===== Material provided =====

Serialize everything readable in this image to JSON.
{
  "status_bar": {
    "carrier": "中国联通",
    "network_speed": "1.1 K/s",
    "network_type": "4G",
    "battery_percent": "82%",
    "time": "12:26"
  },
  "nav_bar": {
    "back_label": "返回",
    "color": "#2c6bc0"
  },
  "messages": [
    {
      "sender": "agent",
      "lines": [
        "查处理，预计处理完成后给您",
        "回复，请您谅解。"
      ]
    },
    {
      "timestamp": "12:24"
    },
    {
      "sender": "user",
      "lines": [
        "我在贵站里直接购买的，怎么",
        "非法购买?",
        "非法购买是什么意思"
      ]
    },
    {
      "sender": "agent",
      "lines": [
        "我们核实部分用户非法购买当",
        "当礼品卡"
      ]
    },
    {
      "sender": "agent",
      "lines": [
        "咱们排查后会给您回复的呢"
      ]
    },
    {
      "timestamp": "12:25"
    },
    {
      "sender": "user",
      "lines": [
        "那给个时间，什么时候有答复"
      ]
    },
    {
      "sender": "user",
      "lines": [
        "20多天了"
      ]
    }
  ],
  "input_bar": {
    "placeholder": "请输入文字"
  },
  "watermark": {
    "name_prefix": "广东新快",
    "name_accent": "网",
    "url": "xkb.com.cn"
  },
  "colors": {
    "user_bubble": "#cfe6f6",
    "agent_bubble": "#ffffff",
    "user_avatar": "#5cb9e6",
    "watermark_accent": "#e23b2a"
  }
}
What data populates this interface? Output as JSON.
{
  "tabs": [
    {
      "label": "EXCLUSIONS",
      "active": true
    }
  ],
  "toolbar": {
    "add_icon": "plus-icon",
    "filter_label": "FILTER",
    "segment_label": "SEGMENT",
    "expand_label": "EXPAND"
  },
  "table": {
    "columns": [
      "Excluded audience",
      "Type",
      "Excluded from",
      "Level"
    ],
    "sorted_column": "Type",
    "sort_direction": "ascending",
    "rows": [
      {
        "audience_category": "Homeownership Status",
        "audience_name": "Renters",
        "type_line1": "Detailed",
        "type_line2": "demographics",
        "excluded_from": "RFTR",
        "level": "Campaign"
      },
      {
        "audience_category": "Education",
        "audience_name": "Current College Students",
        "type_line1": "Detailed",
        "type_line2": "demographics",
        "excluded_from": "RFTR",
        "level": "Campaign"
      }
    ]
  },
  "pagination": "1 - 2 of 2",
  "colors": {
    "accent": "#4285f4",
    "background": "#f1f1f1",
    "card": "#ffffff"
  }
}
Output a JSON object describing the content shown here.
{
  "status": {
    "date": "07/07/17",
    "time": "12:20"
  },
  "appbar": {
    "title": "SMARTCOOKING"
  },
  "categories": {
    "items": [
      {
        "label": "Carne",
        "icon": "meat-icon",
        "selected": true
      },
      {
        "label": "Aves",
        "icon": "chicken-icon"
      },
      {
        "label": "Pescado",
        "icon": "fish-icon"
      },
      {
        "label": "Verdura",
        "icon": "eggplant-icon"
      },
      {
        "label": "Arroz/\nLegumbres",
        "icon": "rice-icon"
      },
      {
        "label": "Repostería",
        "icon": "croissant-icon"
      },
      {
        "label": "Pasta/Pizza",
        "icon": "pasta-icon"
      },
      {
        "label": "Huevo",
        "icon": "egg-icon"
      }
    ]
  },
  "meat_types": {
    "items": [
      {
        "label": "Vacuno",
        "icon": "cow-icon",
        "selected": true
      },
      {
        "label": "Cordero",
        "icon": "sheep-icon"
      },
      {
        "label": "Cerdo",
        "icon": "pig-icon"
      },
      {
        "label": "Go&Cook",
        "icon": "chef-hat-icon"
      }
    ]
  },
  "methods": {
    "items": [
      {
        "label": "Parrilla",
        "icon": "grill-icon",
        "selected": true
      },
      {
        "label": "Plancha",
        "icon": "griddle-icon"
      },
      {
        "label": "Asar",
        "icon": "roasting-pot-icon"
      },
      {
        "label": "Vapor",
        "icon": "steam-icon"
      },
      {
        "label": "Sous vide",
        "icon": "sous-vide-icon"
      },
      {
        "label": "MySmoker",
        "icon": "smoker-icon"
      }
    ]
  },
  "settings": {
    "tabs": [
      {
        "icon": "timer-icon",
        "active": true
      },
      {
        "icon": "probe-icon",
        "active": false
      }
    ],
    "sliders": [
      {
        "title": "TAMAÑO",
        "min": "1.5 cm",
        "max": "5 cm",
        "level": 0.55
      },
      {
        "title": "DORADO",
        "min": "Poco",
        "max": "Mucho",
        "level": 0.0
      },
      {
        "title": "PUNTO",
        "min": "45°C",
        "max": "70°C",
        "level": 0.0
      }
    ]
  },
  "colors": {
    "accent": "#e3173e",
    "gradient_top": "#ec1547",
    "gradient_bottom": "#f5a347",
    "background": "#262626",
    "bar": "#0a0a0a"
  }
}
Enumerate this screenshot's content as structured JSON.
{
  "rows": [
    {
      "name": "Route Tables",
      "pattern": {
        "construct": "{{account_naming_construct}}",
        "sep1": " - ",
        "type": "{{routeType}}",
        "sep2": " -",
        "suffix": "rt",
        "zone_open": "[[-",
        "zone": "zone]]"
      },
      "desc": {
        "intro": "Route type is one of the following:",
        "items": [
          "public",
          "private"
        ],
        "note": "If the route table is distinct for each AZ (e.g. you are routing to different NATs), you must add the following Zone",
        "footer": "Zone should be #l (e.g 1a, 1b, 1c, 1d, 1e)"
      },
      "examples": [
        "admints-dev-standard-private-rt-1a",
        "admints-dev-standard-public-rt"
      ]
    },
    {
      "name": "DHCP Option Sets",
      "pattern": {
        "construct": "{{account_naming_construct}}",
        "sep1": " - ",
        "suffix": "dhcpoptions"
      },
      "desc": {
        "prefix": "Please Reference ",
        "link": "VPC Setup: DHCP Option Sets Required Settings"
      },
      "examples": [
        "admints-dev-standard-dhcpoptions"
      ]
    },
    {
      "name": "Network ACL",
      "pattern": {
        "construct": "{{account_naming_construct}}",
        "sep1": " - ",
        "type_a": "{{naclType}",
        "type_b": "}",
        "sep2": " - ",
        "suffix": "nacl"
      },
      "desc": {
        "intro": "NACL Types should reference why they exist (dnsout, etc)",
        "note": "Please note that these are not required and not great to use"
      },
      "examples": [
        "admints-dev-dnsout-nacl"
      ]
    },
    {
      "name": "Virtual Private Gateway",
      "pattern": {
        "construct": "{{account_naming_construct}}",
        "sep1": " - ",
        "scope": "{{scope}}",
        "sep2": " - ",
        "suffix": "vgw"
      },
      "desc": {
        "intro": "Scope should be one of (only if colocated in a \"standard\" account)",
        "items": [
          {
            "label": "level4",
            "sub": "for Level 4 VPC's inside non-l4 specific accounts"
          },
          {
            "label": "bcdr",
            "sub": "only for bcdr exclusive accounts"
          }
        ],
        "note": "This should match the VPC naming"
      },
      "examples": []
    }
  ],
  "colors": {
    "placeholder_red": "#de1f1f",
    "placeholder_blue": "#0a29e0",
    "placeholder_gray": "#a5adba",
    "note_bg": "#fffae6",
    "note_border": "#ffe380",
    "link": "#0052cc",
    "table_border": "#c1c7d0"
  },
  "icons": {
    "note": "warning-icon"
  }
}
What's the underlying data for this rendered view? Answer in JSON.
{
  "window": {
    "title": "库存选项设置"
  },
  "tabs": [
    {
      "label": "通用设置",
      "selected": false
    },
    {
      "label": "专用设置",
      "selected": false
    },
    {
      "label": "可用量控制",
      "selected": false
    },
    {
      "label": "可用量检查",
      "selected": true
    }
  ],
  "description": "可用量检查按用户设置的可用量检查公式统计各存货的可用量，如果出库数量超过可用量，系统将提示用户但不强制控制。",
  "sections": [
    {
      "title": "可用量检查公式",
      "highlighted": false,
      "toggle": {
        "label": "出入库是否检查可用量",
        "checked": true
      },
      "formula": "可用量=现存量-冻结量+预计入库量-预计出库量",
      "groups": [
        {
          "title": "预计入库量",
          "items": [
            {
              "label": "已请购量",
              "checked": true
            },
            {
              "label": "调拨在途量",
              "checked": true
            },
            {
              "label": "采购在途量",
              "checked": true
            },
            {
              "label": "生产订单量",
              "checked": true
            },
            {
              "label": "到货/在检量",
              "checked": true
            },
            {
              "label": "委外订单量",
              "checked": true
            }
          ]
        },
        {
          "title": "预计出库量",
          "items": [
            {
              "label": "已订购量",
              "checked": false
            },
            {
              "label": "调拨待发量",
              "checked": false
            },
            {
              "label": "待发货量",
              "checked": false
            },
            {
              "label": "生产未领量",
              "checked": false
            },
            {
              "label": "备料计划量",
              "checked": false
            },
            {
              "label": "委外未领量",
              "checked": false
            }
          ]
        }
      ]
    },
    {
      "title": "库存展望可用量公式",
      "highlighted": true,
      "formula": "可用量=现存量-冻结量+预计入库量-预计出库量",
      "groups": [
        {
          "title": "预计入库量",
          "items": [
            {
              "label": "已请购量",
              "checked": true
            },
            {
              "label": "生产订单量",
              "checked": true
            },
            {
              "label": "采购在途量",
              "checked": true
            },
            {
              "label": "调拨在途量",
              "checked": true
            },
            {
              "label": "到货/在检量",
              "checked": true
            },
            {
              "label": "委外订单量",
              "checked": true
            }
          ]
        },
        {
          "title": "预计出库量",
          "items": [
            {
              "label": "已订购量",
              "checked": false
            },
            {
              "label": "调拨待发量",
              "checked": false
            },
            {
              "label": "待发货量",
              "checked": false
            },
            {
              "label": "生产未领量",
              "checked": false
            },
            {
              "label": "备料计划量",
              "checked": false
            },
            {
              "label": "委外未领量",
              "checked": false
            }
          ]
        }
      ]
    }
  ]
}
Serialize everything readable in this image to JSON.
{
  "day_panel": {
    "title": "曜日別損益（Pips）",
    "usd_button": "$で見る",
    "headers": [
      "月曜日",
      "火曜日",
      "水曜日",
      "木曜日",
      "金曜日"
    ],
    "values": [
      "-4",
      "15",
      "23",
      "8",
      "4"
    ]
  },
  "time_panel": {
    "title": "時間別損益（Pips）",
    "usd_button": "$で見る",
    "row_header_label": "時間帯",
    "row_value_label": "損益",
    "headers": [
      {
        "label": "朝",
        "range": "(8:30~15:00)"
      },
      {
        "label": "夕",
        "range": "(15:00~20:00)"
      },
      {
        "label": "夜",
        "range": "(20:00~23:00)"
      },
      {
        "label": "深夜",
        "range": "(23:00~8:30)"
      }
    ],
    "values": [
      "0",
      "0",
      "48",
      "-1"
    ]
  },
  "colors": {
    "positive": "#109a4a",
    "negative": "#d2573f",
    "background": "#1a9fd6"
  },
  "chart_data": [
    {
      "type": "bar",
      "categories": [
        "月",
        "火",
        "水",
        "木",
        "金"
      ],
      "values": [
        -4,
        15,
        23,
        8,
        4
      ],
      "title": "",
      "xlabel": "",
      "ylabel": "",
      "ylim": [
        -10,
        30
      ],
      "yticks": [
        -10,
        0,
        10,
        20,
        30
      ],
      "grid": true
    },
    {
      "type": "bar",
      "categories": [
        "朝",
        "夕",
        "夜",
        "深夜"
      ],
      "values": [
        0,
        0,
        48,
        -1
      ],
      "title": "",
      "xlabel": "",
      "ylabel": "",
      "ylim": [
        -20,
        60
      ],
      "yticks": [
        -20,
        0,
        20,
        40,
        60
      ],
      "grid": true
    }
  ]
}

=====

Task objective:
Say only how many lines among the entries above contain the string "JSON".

Exercise solution:
6